Skills & Knowledge
Most Important Skills for Radiation Therapists
- Listening—Giving full attention to what other people are saying, taking time to understand the points being made, asking questions as appropriate, and not interrupting at inappropriate times.
- Reading—Understanding written sentences and paragraphs in work related documents.
- Thinking Critically—Using logic and reasoning to identify the strengths and weaknesses of alternative solutions, conclusions or approaches to problems.
- Being Aware of Others—Being aware of others' reactions and understanding why they react as they do.
- Operating Equipment—Controlling operations of equipment or systems.
- Speaking—Talking to others to convey information effectively.
- Controlling Quality—Conducting tests and inspections of products, services, or processes to evaluate quality or performance.
- Monitoring Equipment—Watching gauges, dials, or other indicators to make sure a machine is working properly.
- Monitoring Performance—Monitoring/Assessing performance of yourself, other individuals, or organizations to make improvements or take corrective action.
- Teaching—Teaching others how to do something.
Most Important Knowledge Areas for Radiation Therapists
- Customer and Personal Service—Knowledge of principles and processes for providing customer and personal services. This includes customer needs assessment, meeting quality standards for services, and evaluation of customer satisfaction.
- Psychology—Knowledge of human behavior and performance; individual differences in ability, personality, and interests; learning and motivation; psychological research methods; and the assessment and treatment of behavioral and affective disorders.
- Computers and Electronics—Knowledge of circuit boards, processors, chips, electronic equipment, and computer hardware and software, including applications and programming.
- Education and Training—Knowledge of principles and methods for curriculum and training design, teaching and instruction for individuals and groups, and the measurement of training effects.
- Medicine and Dentistry—Knowledge of the information and techniques needed to diagnose and treat human injuries, diseases, and deformities. This includes symptoms, treatment alternatives, drug properties and interactions, and preventive health-care measures.
- English Language—Knowledge of the structure and content of the English language including the meaning and spelling of words, rules of composition, and grammar.
- Therapy and Counseling—Knowledge of principles, methods, and procedures for diagnosis, treatment, and rehabilitation of physical and mental dysfunctions, and for career counseling and guidance.
- Physics—Knowledge and prediction of physical principles, laws, their interrelationships, and applications to understanding fluid, material, and atmospheric dynamics, and mechanical, electrical, atomic and sub- atomic structures and processes.
- Mathematics—Knowledge of arithmetic, algebra, geometry, calculus, statistics, and their applications.
- Biology—Knowledge of plant and animal organisms, their tissues, cells, functions, interdependencies, and interactions with each other and the environment.

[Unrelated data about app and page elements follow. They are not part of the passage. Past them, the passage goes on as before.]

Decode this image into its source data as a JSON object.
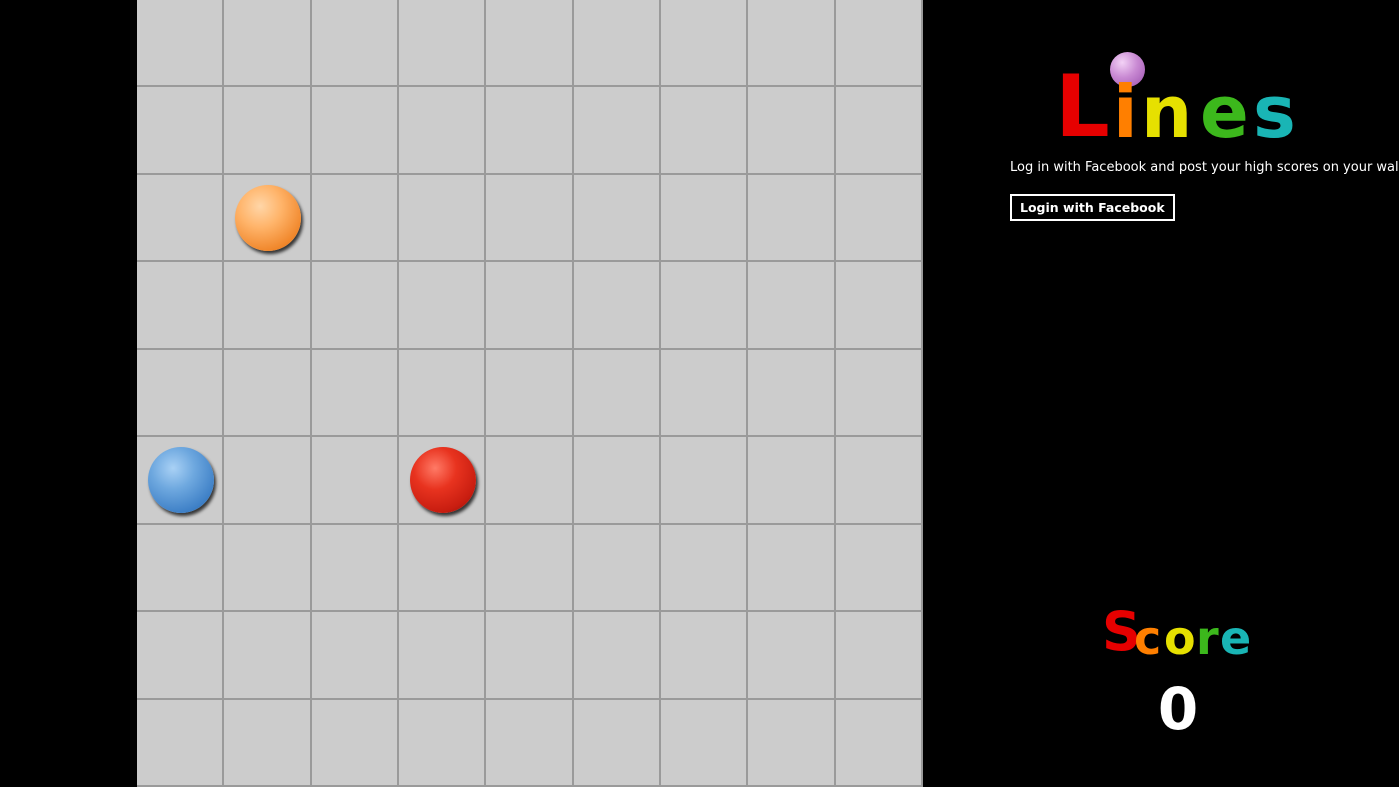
{
  "game": {
    "rows": 9,
    "cols": 9,
    "balls": [
      {
        "row": 2,
        "col": 1,
        "color": "orange"
      },
      {
        "row": 5,
        "col": 0,
        "color": "blue"
      },
      {
        "row": 5,
        "col": 3,
        "color": "red"
      }
    ]
  },
  "colors": {
    "background": "#000000",
    "cell": "#cccccc",
    "grid_line": "#9a9a9a",
    "ball_orange": "#f59a3c",
    "ball_blue": "#3d7fc6",
    "ball_red": "#c81d10",
    "logo_letters": [
      "#e60000",
      "#ff7f00",
      "#e6e000",
      "#3cb81c",
      "#19b5b5"
    ],
    "logo_dot": "#c98ad3",
    "text": "#ffffff"
  },
  "logo": {
    "text": "Lines",
    "letters": [
      "L",
      "i",
      "n",
      "e",
      "s"
    ]
  },
  "facebook": {
    "prompt": "Log in with Facebook and post your high scores on your wall",
    "button_label": "Login with Facebook"
  },
  "score": {
    "title": "Score",
    "letters": [
      "S",
      "c",
      "o",
      "r",
      "e"
    ],
    "value": "0"
  }
}
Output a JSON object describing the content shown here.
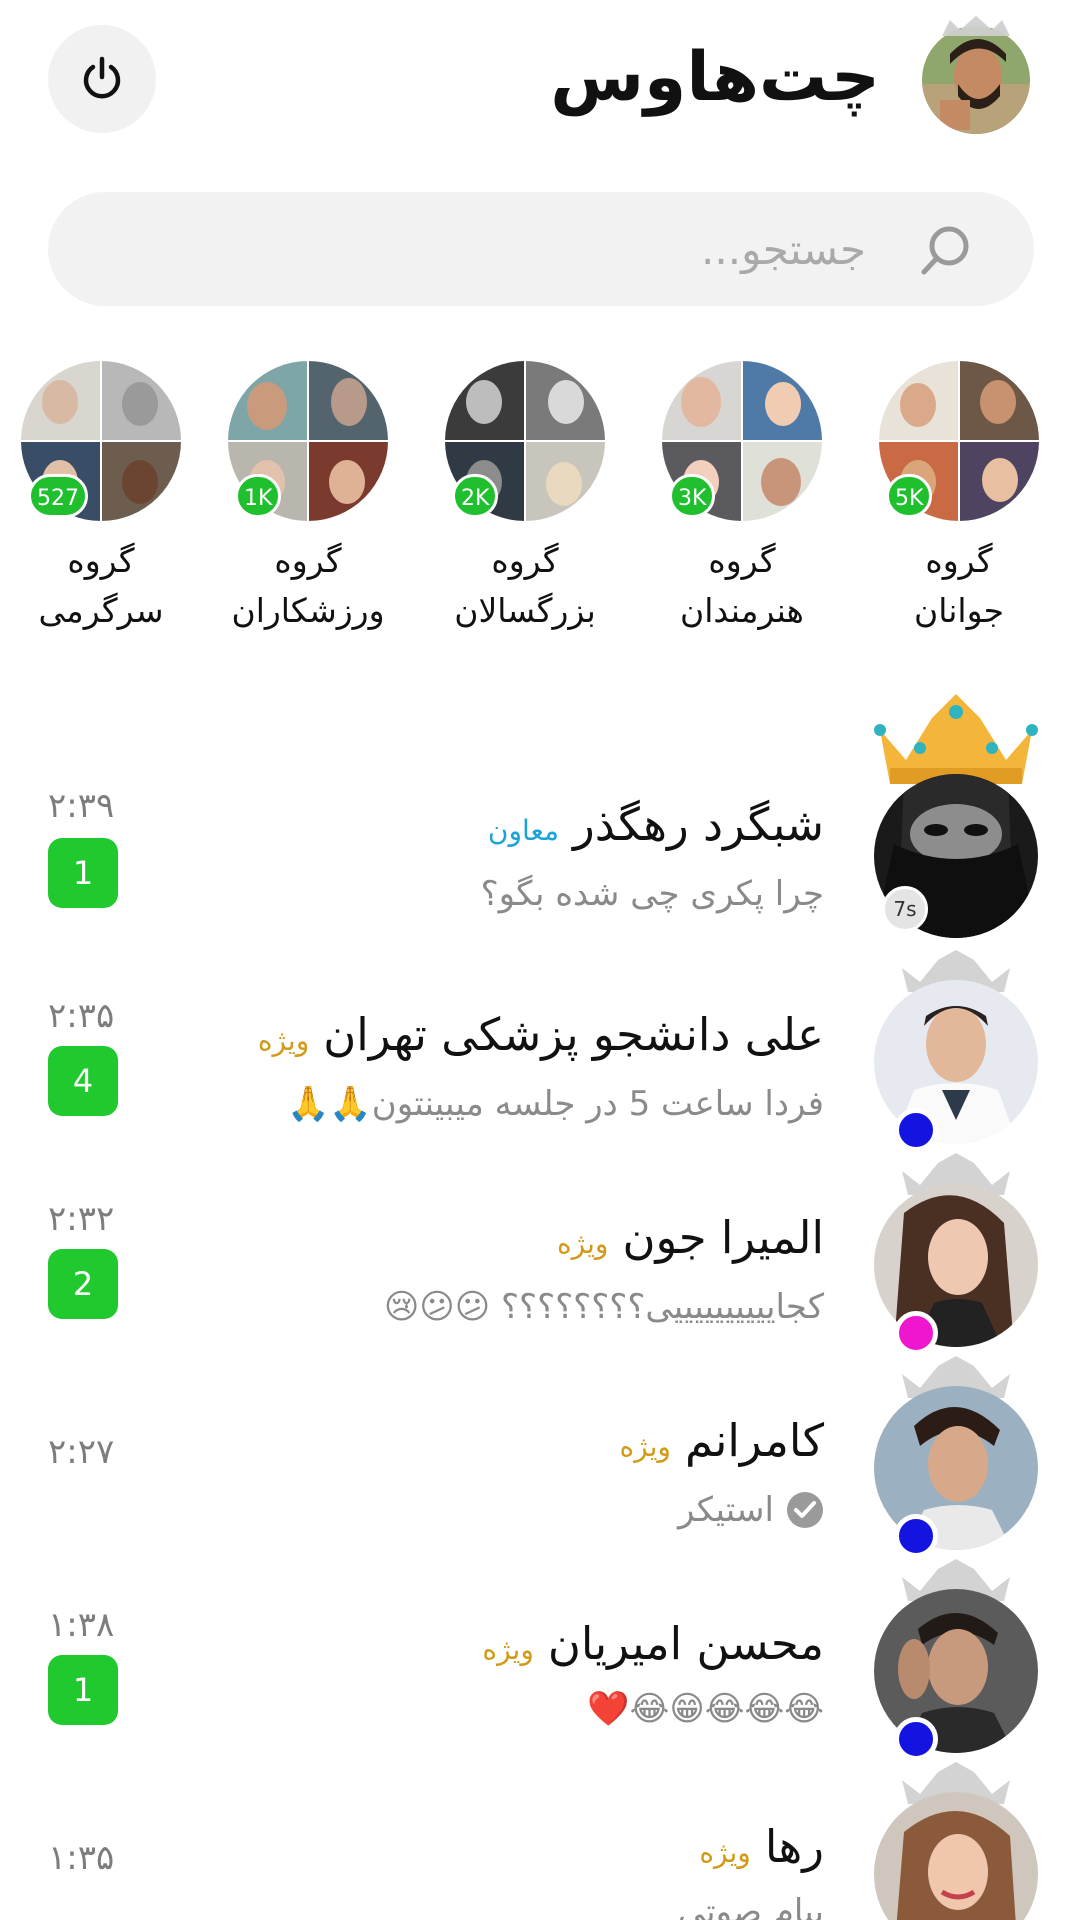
{
  "header": {
    "title": "چت‌هاوس",
    "power_icon": "power-icon",
    "avatar_icon": "user-avatar"
  },
  "search": {
    "placeholder": "جستجو...",
    "icon": "search-icon"
  },
  "groups": [
    {
      "line1": "گروه",
      "line2": "جوانان",
      "count": "5K"
    },
    {
      "line1": "گروه",
      "line2": "هنرمندان",
      "count": "3K"
    },
    {
      "line1": "گروه",
      "line2": "بزرگسالان",
      "count": "2K"
    },
    {
      "line1": "گروه",
      "line2": "ورزشکاران",
      "count": "1K"
    },
    {
      "line1": "گروه",
      "line2": "سرگرمی",
      "count": "527"
    }
  ],
  "chats": [
    {
      "name": "شبگرد رهگذر",
      "tag": "معاون",
      "message": "چرا پکری چی شده بگو؟",
      "time": "۲:۳۹",
      "unread": "1",
      "extra": "7s",
      "status_color": "#e6e6e6"
    },
    {
      "name": "علی دانشجو پزشکی تهران",
      "tag": "ویژه",
      "message": "فردا ساعت 5 در جلسه میبینتون🙏🙏",
      "time": "۲:۳۵",
      "unread": "4",
      "status_color": "#1414e0"
    },
    {
      "name": "المیرا جون",
      "tag": "ویژه",
      "message": "کجاییییییییییی؟؟؟؟؟؟؟؟ 😕😕😢",
      "time": "۲:۳۲",
      "unread": "2",
      "status_color": "#ef16d0"
    },
    {
      "name": "کامرانم",
      "tag": "ویژه",
      "message": "استیکر",
      "time": "۲:۲۷",
      "unread": "",
      "status_color": "#1414e0"
    },
    {
      "name": "محسن امیریان",
      "tag": "ویژه",
      "message": "😂😂😂😁😂❤️",
      "time": "۱:۳۸",
      "unread": "1",
      "status_color": "#1414e0"
    },
    {
      "name": "رها",
      "tag": "ویژه",
      "message": "پیام صوتی",
      "time": "۱:۳۵",
      "unread": "",
      "status_color": "#ef16d0"
    }
  ],
  "colors": {
    "accent_green": "#1fc92e",
    "gold": "#d39a1a",
    "blue_tag": "#1aa3d6"
  }
}
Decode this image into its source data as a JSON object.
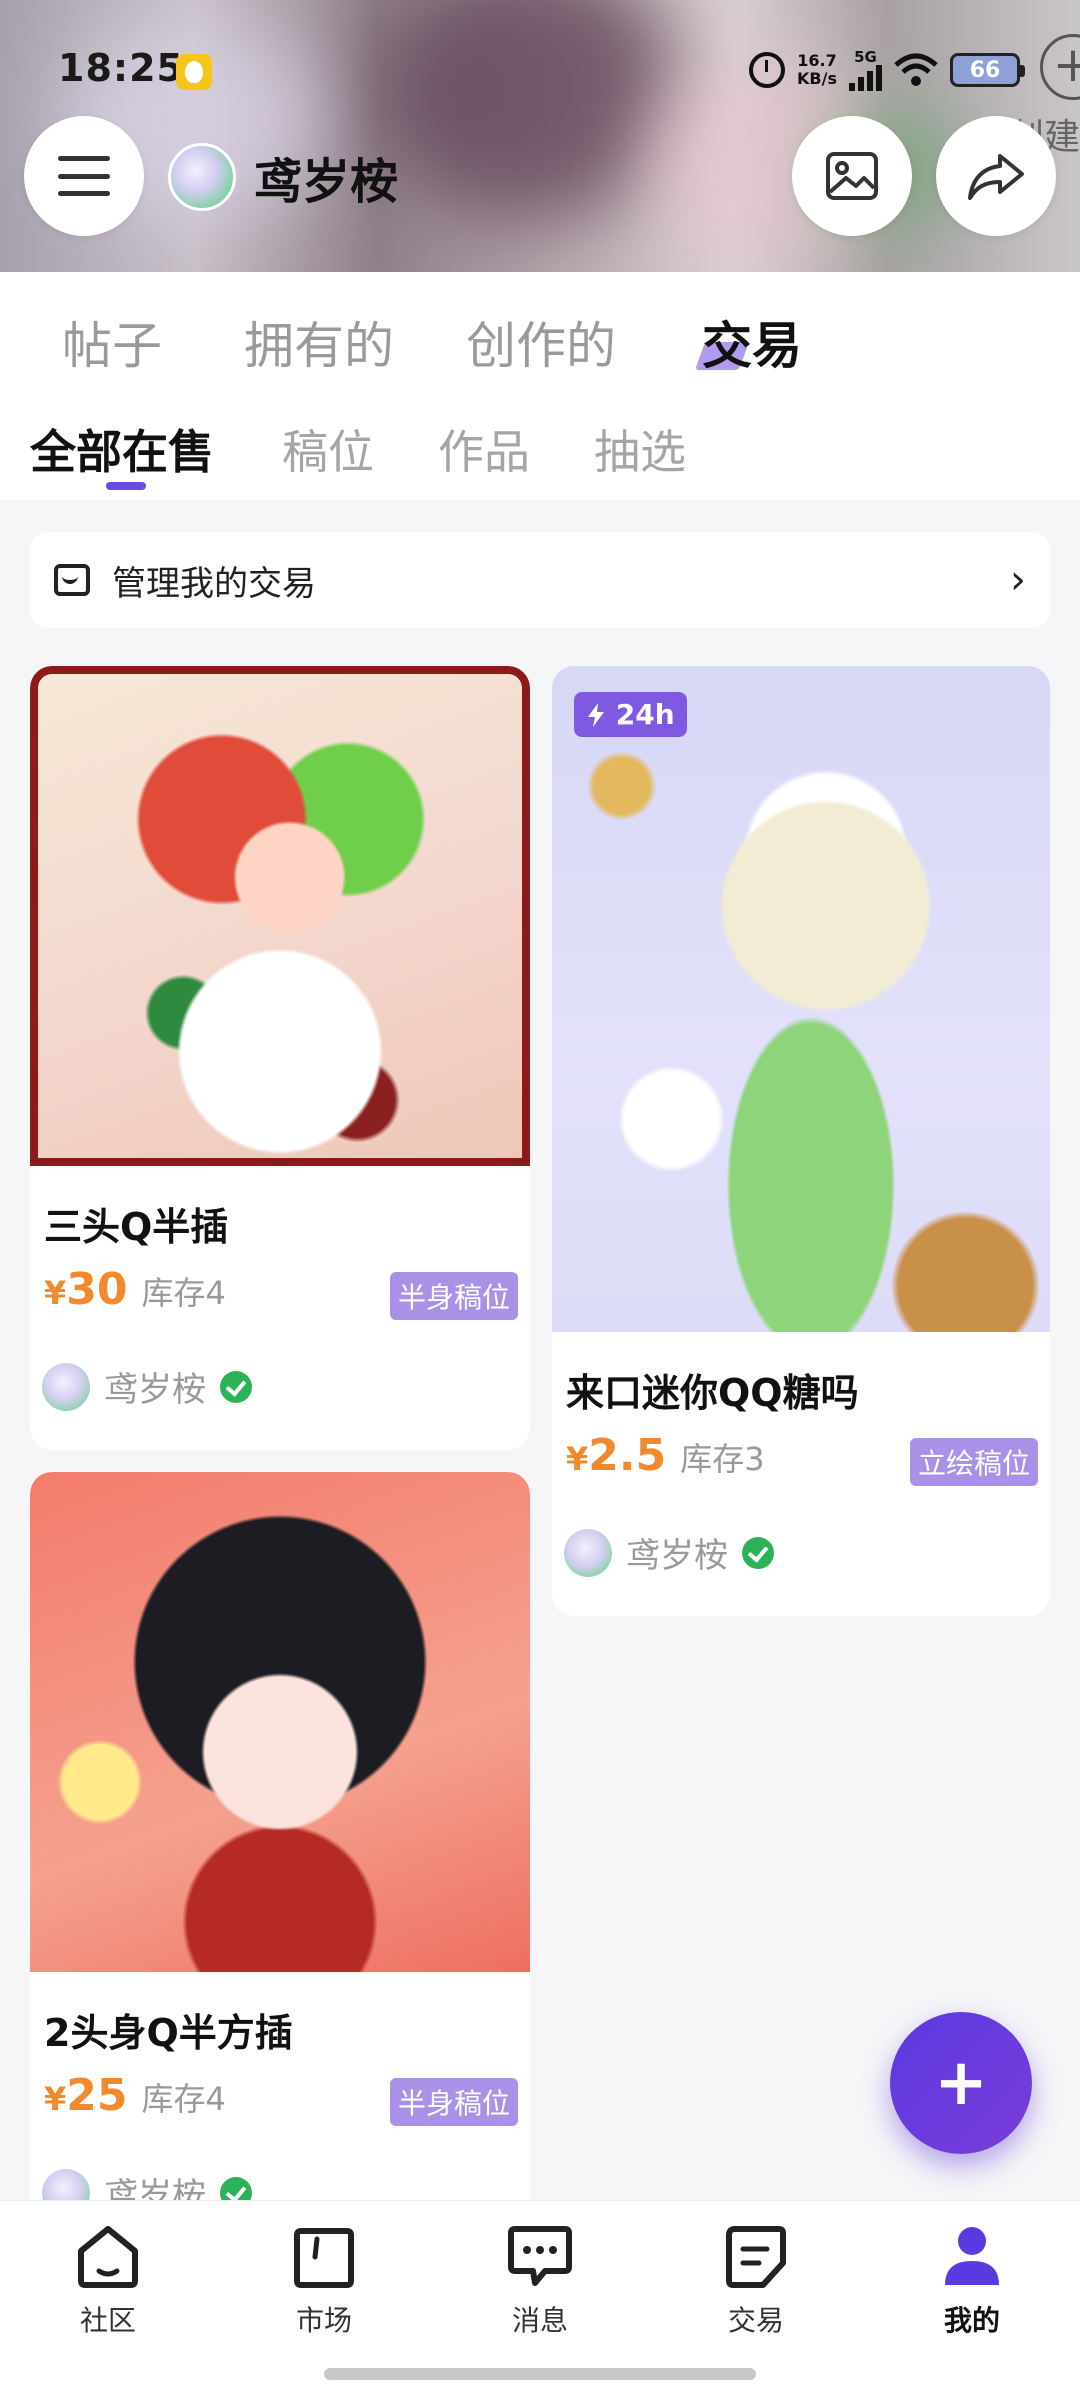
{
  "status_bar": {
    "time": "18:25",
    "net_speed_value": "16.7",
    "net_speed_unit": "KB/s",
    "network": "5G",
    "battery": "66"
  },
  "header": {
    "create_label": "创建",
    "profile_name": "鸢岁桉",
    "menu_icon": "hamburger-icon",
    "image_icon": "image-icon",
    "share_icon": "share-icon"
  },
  "main_tabs": [
    {
      "label": "帖子",
      "active": false
    },
    {
      "label": "拥有的",
      "active": false
    },
    {
      "label": "创作的",
      "active": false
    },
    {
      "label": "交易",
      "active": true
    }
  ],
  "sub_tabs": [
    {
      "label": "全部在售",
      "active": true
    },
    {
      "label": "稿位",
      "active": false
    },
    {
      "label": "作品",
      "active": false
    },
    {
      "label": "抽选",
      "active": false
    }
  ],
  "manage": {
    "label": "管理我的交易",
    "icon": "store-icon",
    "chevron": "›"
  },
  "products": [
    {
      "title": "三头Q半插",
      "currency": "¥",
      "price": "30",
      "stock": "库存4",
      "tag": "半身稿位",
      "seller": "鸢岁桉",
      "verified": true,
      "badge": ""
    },
    {
      "title": "来口迷你QQ糖吗",
      "currency": "¥",
      "price": "2.5",
      "stock": "库存3",
      "tag": "立绘稿位",
      "seller": "鸢岁桉",
      "verified": true,
      "badge": "24h"
    },
    {
      "title": "2头身Q半方插",
      "currency": "¥",
      "price": "25",
      "stock": "库存4",
      "tag": "半身稿位",
      "seller": "鸢岁桉",
      "verified": true,
      "badge": ""
    }
  ],
  "fab": {
    "label": "+"
  },
  "bottom_nav": [
    {
      "label": "社区",
      "icon": "home-icon",
      "active": false
    },
    {
      "label": "市场",
      "icon": "bag-icon",
      "active": false
    },
    {
      "label": "消息",
      "icon": "message-icon",
      "active": false
    },
    {
      "label": "交易",
      "icon": "trade-icon",
      "active": false
    },
    {
      "label": "我的",
      "icon": "person-icon",
      "active": true
    }
  ],
  "colors": {
    "accent": "#6a4ce0",
    "price": "#f08a2c",
    "tag": "#a891e6",
    "verified": "#2cb35a"
  }
}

Different careers may be a good fit for your personality or interests. This career is:
- Social—Social occupations frequently involve working with, communicating with, and teaching people. These occupations often involve helping or providing service to others.
- Realistic—Realistic occupations frequently involve work activities that include practical, hands-on problems and solutions. They often deal with plants, animals, and real-world materials like wood, tools, and machinery. Many of the occupations require working outside, and do not involve a lot of paperwork or working closely with others.
Learn more about your interests. Take the MnCareers Interest Assessment.
Describe Your Skills
People who have worked in this career typically perform the following tasks. These statements can help a prospective employer understand what you can do, on a resume or during an interview.
- Helping and caring for people.
- Controlling machines and processes.
- Inspecting equipment, structures, or materials to find or fix problems.
- Documenting or recording information.
- Identifying information by categorizing, comparing, or detecting changes in circumstances or events.
- Keeping up-to-date with new knowledge.
- Working directly with the public.
- Communicating with supervisors, co-workers, or people that work under you.
The following careers use skills, knowledge, and abilities that are similar to those used for Radiation Therapists.
This page includes information from the O*NET 24.2 Database by the U.S. Department of Labor, Employment and Training Administration (USDOL/ETA). Used under the CC BY 4.0 license. O*NET® is a trademark of USDOL/ETA.
Source: You can learn about our data sources in the About Us section.